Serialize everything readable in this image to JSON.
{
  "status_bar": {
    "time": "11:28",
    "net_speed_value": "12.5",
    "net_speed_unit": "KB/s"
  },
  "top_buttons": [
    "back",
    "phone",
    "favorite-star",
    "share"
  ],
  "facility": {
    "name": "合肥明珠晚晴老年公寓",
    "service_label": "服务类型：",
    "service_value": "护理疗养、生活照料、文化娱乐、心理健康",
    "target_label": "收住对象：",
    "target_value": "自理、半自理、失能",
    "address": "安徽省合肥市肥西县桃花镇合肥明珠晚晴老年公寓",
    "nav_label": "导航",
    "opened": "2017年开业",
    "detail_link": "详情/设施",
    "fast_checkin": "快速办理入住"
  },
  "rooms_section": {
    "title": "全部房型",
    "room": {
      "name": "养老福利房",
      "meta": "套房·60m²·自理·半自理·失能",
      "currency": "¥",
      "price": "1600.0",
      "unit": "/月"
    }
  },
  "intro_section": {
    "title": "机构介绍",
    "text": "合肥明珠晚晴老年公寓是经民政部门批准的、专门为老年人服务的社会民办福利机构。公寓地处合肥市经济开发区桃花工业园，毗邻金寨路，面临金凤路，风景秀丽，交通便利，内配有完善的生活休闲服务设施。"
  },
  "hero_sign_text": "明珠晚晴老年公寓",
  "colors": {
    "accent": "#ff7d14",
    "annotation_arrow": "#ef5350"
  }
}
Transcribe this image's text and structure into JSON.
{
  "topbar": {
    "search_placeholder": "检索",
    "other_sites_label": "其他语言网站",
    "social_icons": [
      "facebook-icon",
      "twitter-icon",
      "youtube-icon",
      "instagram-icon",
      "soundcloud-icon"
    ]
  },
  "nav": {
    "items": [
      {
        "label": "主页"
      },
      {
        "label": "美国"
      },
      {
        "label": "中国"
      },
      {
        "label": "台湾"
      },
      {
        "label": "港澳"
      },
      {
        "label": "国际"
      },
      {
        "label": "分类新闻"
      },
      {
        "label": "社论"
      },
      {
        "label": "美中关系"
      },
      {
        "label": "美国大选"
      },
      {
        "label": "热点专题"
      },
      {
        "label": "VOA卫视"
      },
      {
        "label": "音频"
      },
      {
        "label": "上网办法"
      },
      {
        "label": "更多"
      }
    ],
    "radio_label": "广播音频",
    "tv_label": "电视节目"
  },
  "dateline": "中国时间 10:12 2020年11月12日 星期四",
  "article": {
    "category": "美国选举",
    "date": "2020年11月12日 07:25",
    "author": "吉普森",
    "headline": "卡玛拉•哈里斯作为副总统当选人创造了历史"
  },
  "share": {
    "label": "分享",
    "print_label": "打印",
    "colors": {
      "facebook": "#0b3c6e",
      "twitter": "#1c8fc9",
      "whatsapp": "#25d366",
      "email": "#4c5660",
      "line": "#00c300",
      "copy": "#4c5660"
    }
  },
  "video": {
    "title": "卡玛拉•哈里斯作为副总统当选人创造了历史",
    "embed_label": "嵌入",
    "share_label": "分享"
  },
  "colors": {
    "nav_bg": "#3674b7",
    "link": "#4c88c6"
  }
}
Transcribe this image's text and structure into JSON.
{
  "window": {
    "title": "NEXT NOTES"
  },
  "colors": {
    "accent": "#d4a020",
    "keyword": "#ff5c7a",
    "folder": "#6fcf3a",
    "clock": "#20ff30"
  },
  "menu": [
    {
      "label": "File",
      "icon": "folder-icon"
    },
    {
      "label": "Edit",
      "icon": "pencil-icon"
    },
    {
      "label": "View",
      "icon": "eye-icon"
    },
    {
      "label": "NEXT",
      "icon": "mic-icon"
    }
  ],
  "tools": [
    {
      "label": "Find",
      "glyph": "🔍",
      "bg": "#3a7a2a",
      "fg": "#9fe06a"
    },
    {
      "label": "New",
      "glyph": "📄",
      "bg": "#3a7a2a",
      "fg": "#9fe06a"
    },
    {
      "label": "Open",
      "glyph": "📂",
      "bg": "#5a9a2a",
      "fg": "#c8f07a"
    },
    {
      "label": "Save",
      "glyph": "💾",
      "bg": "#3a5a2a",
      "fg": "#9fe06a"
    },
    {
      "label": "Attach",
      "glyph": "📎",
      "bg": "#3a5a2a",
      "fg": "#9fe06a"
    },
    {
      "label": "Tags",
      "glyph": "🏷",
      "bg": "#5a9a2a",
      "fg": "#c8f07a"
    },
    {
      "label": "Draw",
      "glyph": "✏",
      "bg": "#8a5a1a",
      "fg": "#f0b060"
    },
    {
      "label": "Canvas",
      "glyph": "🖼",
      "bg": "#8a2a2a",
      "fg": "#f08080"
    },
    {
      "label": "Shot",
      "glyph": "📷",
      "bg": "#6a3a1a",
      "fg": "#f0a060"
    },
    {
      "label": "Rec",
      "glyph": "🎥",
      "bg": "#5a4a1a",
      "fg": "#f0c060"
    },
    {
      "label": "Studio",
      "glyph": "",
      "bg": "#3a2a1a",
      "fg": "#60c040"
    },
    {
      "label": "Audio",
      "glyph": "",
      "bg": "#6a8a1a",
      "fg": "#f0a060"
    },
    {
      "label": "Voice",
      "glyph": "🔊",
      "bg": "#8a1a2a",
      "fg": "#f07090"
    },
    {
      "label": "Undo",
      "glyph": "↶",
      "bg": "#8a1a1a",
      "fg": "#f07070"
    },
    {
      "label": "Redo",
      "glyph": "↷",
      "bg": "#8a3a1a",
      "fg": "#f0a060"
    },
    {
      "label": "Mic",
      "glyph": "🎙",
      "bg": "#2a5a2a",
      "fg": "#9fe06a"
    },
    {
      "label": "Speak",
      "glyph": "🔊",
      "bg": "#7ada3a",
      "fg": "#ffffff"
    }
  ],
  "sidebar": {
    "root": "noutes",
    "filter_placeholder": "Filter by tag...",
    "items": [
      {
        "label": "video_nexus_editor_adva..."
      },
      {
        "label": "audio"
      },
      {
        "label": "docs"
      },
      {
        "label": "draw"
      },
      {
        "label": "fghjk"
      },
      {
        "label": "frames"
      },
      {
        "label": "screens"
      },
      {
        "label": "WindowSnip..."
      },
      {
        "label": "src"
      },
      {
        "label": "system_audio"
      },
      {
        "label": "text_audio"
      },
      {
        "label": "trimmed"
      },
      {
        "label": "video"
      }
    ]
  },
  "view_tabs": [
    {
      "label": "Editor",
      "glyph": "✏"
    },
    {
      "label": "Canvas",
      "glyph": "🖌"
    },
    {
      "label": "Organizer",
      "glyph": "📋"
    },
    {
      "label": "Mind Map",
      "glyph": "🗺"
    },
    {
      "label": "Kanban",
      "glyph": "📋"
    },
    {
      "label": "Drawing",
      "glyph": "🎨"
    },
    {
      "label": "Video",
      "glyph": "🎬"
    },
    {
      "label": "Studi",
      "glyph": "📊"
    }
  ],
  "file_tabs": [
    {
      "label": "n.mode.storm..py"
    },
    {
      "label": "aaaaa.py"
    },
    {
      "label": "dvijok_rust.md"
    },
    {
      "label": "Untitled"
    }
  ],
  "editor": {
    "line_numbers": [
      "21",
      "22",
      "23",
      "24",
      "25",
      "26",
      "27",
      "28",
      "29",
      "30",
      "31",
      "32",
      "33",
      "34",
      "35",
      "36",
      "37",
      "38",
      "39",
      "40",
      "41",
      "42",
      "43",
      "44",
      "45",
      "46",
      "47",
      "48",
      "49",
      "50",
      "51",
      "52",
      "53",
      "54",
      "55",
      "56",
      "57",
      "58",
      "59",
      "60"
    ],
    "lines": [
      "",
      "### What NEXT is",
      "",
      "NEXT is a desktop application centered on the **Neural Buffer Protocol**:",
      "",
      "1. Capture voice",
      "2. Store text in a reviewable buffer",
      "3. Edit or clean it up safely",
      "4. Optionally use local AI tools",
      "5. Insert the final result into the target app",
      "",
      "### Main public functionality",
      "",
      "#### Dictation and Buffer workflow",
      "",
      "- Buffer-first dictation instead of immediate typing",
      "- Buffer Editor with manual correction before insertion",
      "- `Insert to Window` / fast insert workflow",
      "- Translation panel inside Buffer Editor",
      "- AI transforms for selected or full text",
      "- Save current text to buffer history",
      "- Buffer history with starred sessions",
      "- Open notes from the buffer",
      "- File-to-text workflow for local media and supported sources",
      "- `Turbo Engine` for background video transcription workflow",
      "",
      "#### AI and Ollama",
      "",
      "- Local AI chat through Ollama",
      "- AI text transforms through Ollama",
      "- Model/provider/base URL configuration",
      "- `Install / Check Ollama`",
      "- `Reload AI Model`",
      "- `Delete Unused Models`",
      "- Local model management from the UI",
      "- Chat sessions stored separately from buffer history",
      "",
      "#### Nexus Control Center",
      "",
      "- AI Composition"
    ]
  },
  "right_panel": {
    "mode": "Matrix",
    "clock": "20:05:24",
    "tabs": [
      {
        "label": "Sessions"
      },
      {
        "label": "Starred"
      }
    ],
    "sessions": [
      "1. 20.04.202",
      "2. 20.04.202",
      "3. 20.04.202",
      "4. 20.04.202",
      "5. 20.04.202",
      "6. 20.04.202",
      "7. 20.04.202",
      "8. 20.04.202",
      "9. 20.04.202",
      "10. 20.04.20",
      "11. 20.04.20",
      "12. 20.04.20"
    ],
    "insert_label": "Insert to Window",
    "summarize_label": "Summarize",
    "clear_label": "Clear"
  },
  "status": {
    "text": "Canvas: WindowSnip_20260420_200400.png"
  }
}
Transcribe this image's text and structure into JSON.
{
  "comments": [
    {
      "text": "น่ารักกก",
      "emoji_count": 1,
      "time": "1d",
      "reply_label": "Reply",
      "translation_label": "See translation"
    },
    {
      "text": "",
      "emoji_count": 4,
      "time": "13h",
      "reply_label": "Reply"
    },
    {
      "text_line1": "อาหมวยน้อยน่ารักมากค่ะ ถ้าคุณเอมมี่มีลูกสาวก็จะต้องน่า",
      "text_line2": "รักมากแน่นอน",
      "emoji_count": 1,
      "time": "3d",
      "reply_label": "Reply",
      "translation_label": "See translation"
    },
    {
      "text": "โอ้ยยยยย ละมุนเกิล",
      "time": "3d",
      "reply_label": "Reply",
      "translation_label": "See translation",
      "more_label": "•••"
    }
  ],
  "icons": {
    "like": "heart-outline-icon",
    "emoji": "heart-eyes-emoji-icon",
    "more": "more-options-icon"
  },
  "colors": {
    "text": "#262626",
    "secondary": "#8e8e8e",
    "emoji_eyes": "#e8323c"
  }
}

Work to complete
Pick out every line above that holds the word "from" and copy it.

Written reply
      "- Open notes from the buffer",
      "- Local model management from the UI",
      "- Chat sessions stored separately from buffer history",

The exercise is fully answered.